Problem :: From the records below, copy the lines that include "title".

(Web page and app entries)
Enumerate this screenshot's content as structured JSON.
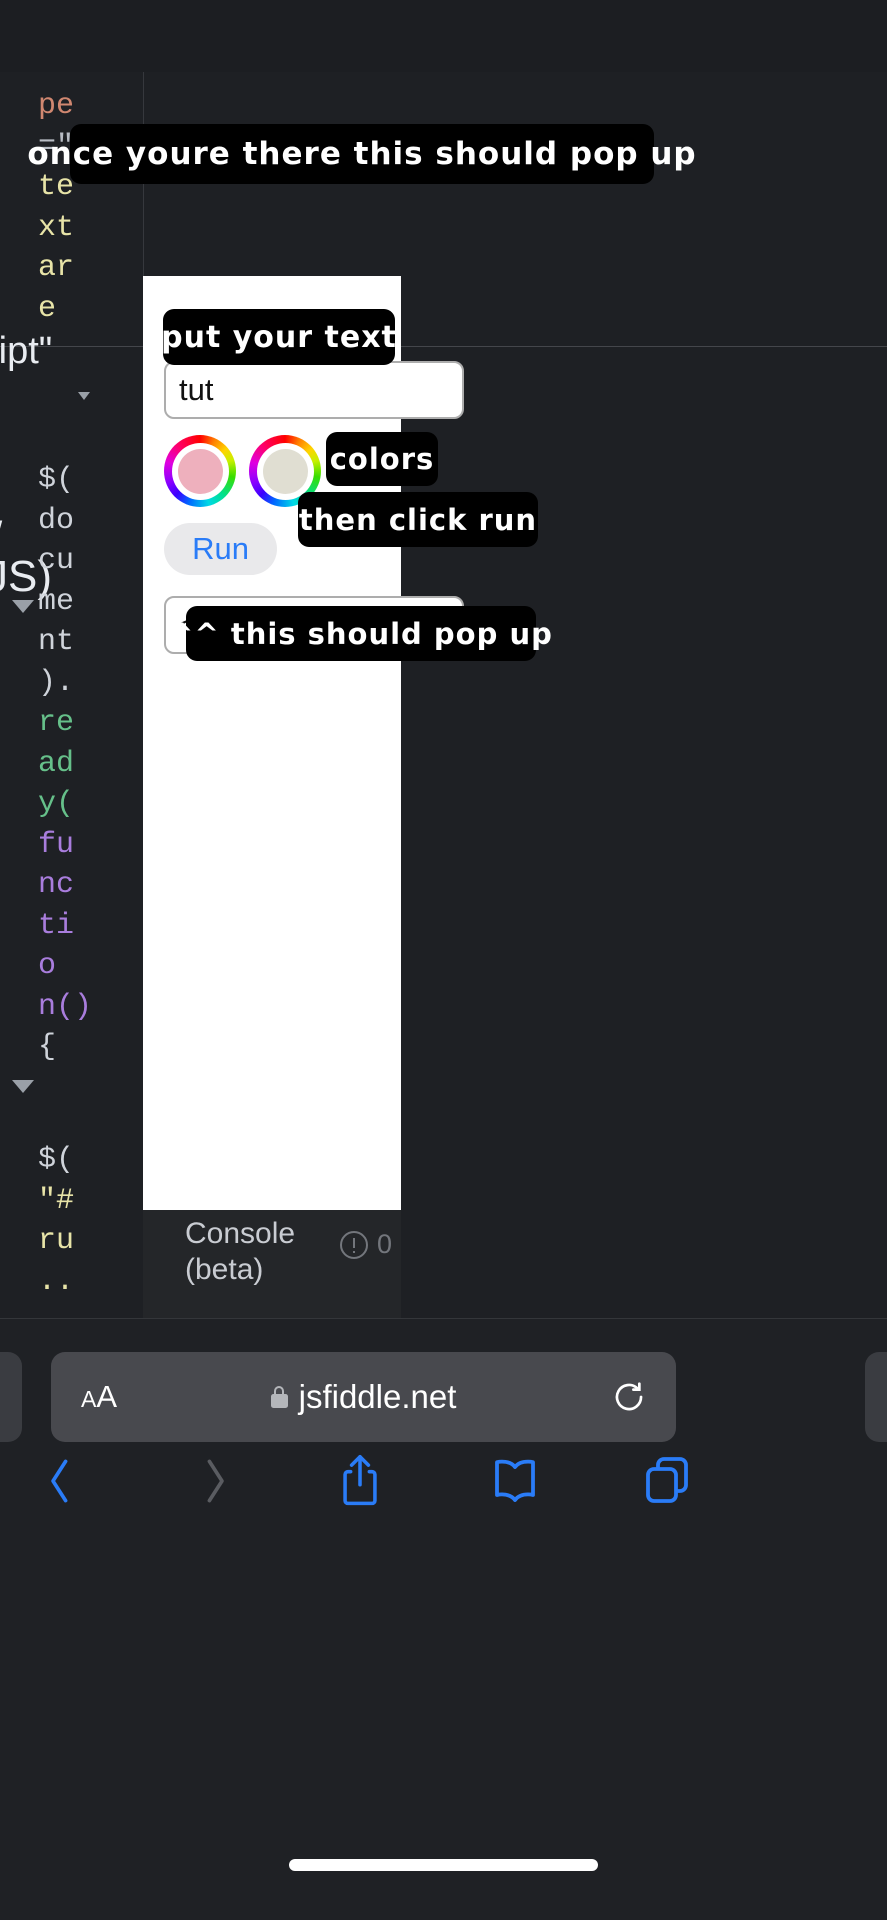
{
  "app": {
    "site": "jsfiddle.net",
    "theme_bg": "#1e2024",
    "panel_bg": "#ffffff",
    "accent": "#2a7cf7"
  },
  "editor": {
    "code_fragments": [
      {
        "name": "attr-type",
        "text": "pe",
        "token": "tag"
      },
      {
        "name": "attr-assign",
        "text": "=\"",
        "token": "op"
      },
      {
        "name": "value-te",
        "text": "te",
        "token": "str"
      },
      {
        "name": "value-xt",
        "text": "xt",
        "token": "str"
      },
      {
        "name": "value-ar",
        "text": "ar",
        "token": "str"
      },
      {
        "name": "value-e",
        "text": "e",
        "token": "str"
      },
      {
        "name": "value-cript",
        "text": "ript\"",
        "token": "str"
      }
    ],
    "fragment_cript": "ript\"",
    "fragment_slash": "/",
    "fragment_js": "JS)",
    "lines": [
      "$(",
      "do",
      "cu",
      "me",
      "nt",
      ").",
      "re",
      "ad",
      "y(",
      "fu",
      "nc",
      "ti",
      "o",
      "n()",
      "{"
    ],
    "lines_lower": [
      "$(",
      "\"#",
      "ru",
      ".."
    ]
  },
  "result_panel": {
    "text_input": {
      "value": "tut",
      "placeholder": "text"
    },
    "swatches": [
      {
        "name": "color-swatch-1",
        "color": "#eeb0bd"
      },
      {
        "name": "color-swatch-2",
        "color": "#e0ded2"
      }
    ],
    "run_label": "Run",
    "span_input": {
      "value": "<span style='col",
      "placeholder": "html"
    }
  },
  "console": {
    "label": "Console (beta)",
    "count": "0"
  },
  "annotations": [
    {
      "name": "annotation-popup-top",
      "text": "once youre there this should pop up"
    },
    {
      "name": "annotation-put-text",
      "text": "put your text"
    },
    {
      "name": "annotation-colors",
      "text": "colors"
    },
    {
      "name": "annotation-then-click-run",
      "text": "then click run"
    },
    {
      "name": "annotation-this-should-popup",
      "text": "^^ this should pop up"
    }
  ],
  "browser": {
    "aa_small": "A",
    "aa_large": "A",
    "url": "jsfiddle.net",
    "toolbar": [
      {
        "name": "back-button",
        "label": "Back"
      },
      {
        "name": "forward-button",
        "label": "Forward"
      },
      {
        "name": "share-button",
        "label": "Share"
      },
      {
        "name": "bookmarks-button",
        "label": "Bookmarks"
      },
      {
        "name": "tabs-button",
        "label": "Tabs"
      }
    ]
  }
}
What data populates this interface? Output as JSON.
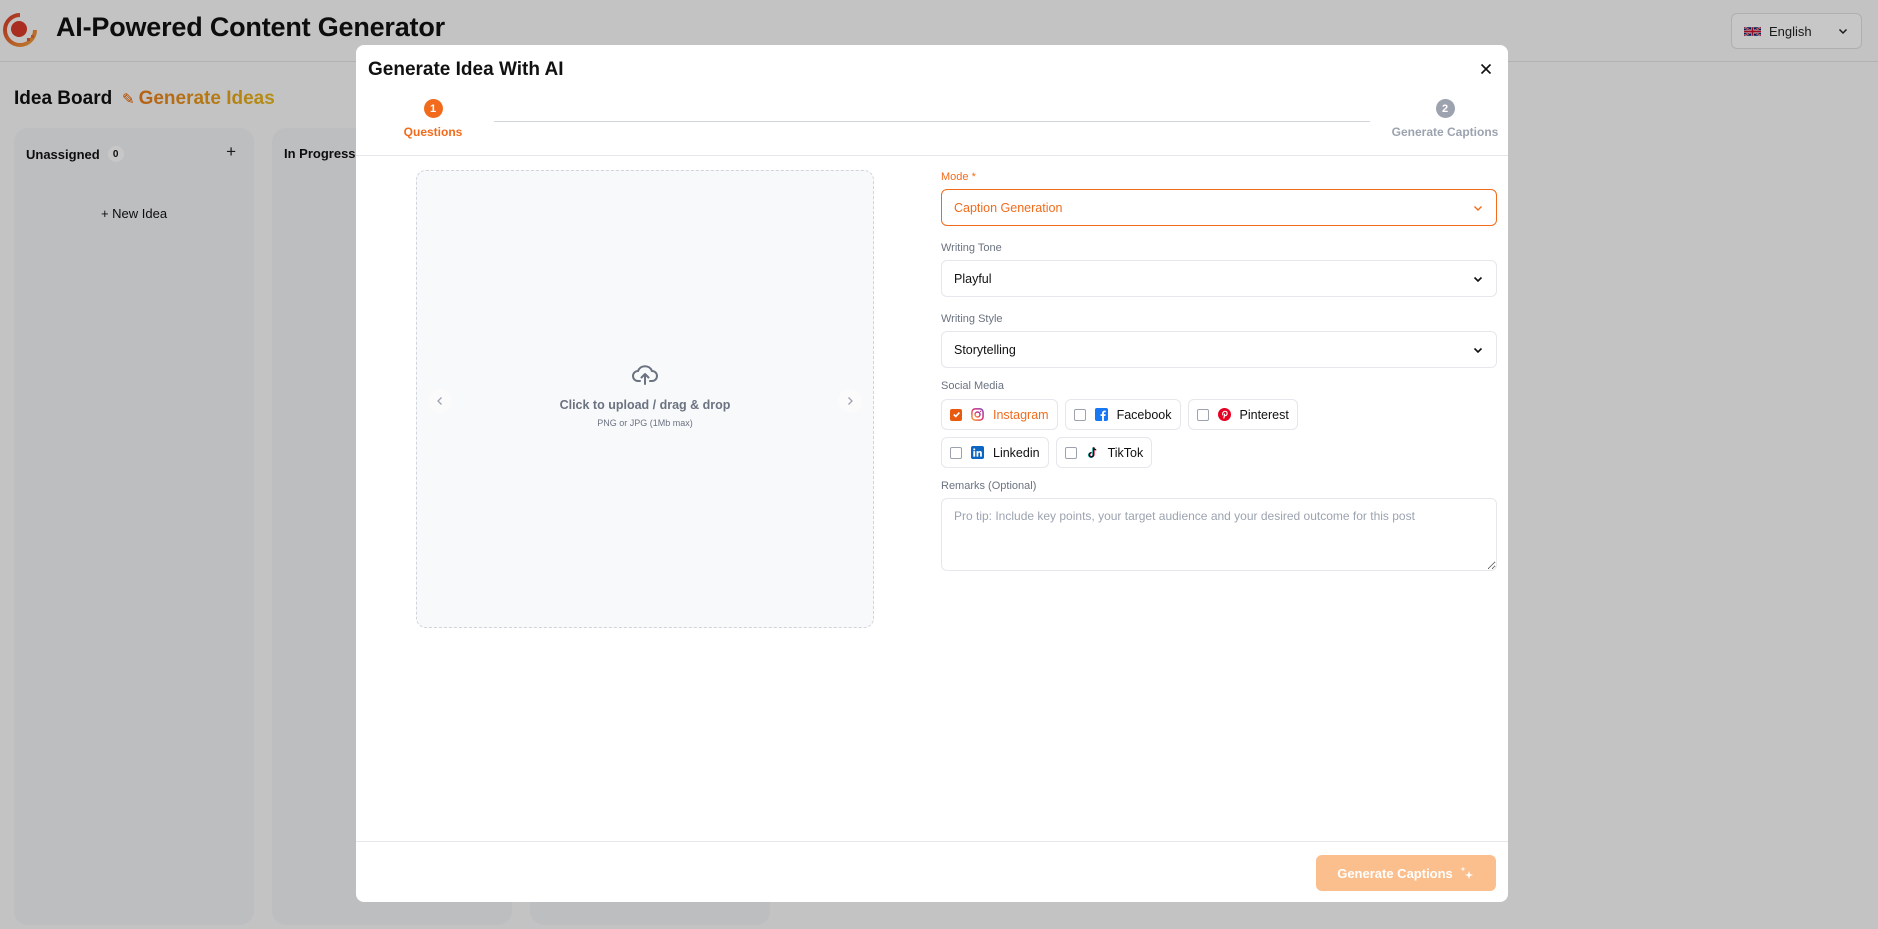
{
  "app": {
    "title": "AI-Powered Content Generator",
    "language": {
      "selected": "English",
      "flag": "uk-flag"
    }
  },
  "board": {
    "title": "Idea Board",
    "generate_ideas_label": "Generate Ideas",
    "columns": [
      {
        "title": "Unassigned",
        "count": "0",
        "new_idea_label": "+ New Idea"
      },
      {
        "title": "In Progress"
      },
      {
        "title": ""
      }
    ]
  },
  "modal": {
    "title": "Generate Idea With AI",
    "steps": [
      {
        "number": "1",
        "label": "Questions",
        "state": "active"
      },
      {
        "number": "2",
        "label": "Generate Captions",
        "state": "inactive"
      }
    ],
    "upload": {
      "text": "Click to upload / drag & drop",
      "hint": "PNG or JPG (1Mb max)"
    },
    "form": {
      "mode": {
        "label": "Mode *",
        "value": "Caption Generation"
      },
      "writing_tone": {
        "label": "Writing Tone",
        "value": "Playful"
      },
      "writing_style": {
        "label": "Writing Style",
        "value": "Storytelling"
      },
      "social_media": {
        "label": "Social Media",
        "options": [
          {
            "name": "Instagram",
            "checked": true,
            "icon": "instagram-icon"
          },
          {
            "name": "Facebook",
            "checked": false,
            "icon": "facebook-icon"
          },
          {
            "name": "Pinterest",
            "checked": false,
            "icon": "pinterest-icon"
          },
          {
            "name": "Linkedin",
            "checked": false,
            "icon": "linkedin-icon"
          },
          {
            "name": "TikTok",
            "checked": false,
            "icon": "tiktok-icon"
          }
        ]
      },
      "remarks": {
        "label": "Remarks (Optional)",
        "value": "",
        "placeholder": "Pro tip: Include key points, your target audience and your desired outcome for this post"
      }
    },
    "submit_label": "Generate Captions"
  },
  "colors": {
    "accent": "#f26b1d",
    "accent_disabled": "#fbbf8d",
    "inactive": "#9ca3af"
  }
}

Solved exercise ::
    "title": "AI-Powered Content Generator",
    "title": "Idea Board",
        "title": "Unassigned",
        "title": "In Progress"
        "title": ""
    "title": "Generate Idea With AI",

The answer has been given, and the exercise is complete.